▶

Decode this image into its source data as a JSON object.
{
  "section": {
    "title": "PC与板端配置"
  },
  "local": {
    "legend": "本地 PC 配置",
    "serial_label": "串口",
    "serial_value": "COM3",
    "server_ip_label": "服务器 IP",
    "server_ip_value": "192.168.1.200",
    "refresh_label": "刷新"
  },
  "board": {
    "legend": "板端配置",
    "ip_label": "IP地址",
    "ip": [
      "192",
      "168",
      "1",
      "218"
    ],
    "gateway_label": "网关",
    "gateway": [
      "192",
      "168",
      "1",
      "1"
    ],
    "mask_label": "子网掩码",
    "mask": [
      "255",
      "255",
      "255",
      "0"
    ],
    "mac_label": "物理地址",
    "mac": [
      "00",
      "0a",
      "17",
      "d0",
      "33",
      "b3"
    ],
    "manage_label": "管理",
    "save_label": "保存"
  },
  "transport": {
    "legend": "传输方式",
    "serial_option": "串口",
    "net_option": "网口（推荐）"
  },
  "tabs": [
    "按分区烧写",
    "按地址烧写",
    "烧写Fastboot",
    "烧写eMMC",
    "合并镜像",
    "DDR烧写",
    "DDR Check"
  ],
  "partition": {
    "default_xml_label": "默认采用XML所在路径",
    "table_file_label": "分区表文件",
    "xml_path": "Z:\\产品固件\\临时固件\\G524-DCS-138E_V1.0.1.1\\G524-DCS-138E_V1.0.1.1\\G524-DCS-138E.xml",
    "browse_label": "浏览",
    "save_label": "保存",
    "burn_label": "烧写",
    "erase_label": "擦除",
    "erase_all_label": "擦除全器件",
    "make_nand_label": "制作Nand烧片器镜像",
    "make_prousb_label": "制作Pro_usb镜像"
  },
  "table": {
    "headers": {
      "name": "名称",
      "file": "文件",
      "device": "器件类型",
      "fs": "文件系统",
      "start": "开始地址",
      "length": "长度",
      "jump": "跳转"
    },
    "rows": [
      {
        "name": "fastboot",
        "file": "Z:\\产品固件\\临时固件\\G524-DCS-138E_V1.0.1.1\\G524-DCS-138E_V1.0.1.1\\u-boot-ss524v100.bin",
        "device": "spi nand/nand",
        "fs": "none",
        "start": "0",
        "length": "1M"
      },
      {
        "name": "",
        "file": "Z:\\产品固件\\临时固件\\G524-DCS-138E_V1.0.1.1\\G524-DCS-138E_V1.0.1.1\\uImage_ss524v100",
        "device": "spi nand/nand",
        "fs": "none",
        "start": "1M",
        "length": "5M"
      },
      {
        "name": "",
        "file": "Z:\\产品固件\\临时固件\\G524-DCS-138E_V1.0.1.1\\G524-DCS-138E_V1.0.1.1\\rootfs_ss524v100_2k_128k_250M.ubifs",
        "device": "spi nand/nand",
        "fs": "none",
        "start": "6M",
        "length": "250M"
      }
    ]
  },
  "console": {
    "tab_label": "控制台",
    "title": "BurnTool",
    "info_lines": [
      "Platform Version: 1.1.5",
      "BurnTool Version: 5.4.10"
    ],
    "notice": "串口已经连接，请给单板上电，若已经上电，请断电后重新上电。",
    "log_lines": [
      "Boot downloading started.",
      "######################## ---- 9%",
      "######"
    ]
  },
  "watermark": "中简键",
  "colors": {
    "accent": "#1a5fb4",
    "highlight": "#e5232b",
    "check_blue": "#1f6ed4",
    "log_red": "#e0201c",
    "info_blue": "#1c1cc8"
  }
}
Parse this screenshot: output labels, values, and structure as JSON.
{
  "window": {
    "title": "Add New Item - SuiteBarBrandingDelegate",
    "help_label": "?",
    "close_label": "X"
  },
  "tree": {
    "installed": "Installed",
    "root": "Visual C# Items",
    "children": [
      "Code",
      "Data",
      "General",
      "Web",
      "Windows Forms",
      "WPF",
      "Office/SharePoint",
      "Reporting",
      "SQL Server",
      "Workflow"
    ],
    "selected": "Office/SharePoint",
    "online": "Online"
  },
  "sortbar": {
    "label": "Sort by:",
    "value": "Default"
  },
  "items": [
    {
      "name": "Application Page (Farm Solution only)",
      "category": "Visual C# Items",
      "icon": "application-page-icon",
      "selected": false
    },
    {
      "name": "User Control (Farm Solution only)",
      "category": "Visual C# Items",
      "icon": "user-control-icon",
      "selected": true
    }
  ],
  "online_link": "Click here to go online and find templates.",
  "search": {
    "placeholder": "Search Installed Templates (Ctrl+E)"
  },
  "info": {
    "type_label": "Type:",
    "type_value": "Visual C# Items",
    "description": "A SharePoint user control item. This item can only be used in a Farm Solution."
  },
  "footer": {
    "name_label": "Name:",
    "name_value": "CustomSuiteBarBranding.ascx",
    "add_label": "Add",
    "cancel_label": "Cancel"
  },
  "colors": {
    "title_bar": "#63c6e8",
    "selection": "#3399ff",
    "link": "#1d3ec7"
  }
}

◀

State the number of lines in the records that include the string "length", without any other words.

WRITTEN SOLUTION: 4